True experimental theater breaks down the divide of expectations between performer and audience. Extroverts usually love this. Introverts, not so much. No surprise then that the long-form improvisation Cecily and Gwendolyn’s Fantastical Capital Balloon Ride positively delighted me. It’s like a sociological seminar on human nature, challenging you (ever so subtly) to actually be interested in the people around you.
Interested in your fellow audience members instead of the actors? Outrageous! The evening I saw the performance, one woman seemed almost hostile and offended by the nontraditional premise (though she may have warmed to it by the end). As your ears pick up on the whispering of Cecily (Kelly A. Jennings) and Gwendolyn (Karen Getz), circling round the perimeters of the theater, loopily costumed in Victorian crinolines, you begin to realize – they are talking about you. Get ready. Actual interaction can’t be far behind.
Long-form improv can be an incredible art. Jennings and Getz have got the requirements in abundance – with fearless intelligence and lightning quick reactions they mold the action into an intriguing hour, making random connections between people seem like cohesive observations about life. Well, they are. Each performance will be different (though I suspect there will always be at least one person unwilling to engage), depending on the mix of audience members, their backgrounds, and their willingness to share. Though the construct – two Victorian time travelers discovering 21st century culture – remains constant, no two experiences will be the same. Expect to be peppered with questions about your life and beliefs, take notes, perform even – give yourself over to it, and at the end you’ll find your mind open to those philosophical queries that both enchant and provoke. Why are we here? Are we connected? What’s life all about?
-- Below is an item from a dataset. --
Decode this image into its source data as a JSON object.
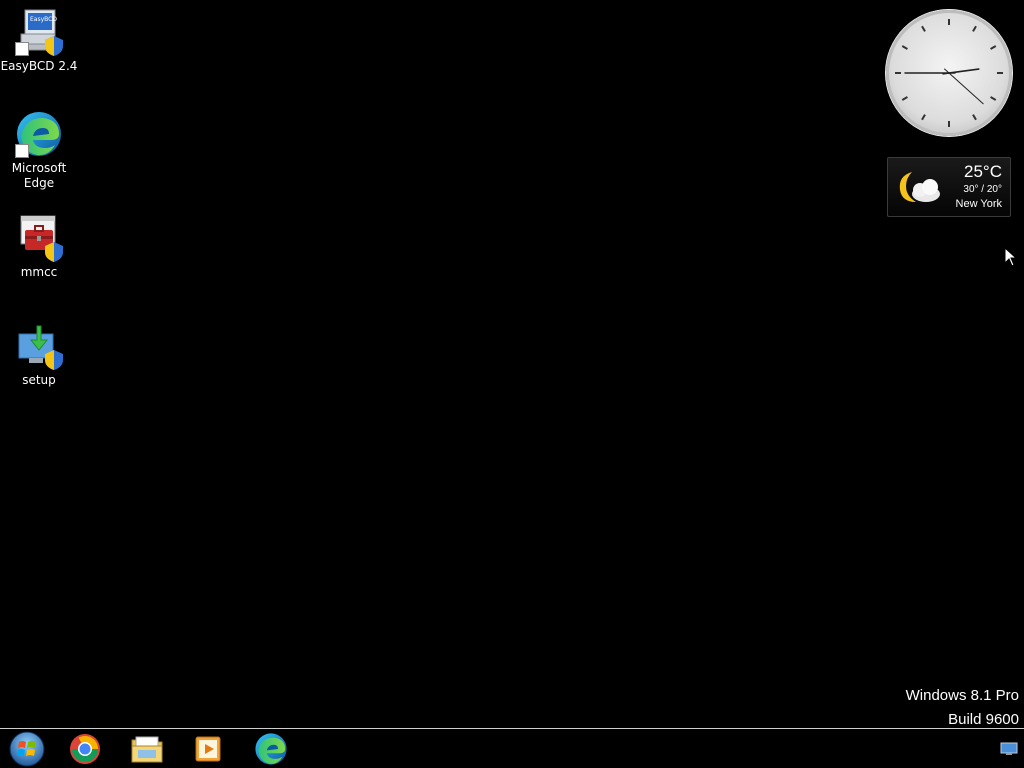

The minor flaw in this improv diamond is the location, a traditional theater inside the Mount Vernon United Methodist Church. I would’ve loved to have seen this – I mean, participated in this – in a less restrictive environment, perhaps in the round in a more intimate space, or even mingling around the Gypsy Bar itself. But Jennings and Getz’s theatrical experiment transcends the confines to continue in your mind after the show itself (it really is a balloon ride!). I left filled with the desire to continue the conversation, to talk til sunrise with friends and strangers, high on connections and the knowledge that other people can be just as fascinating as any performance.
We’re all performing in a long-form improv, after all.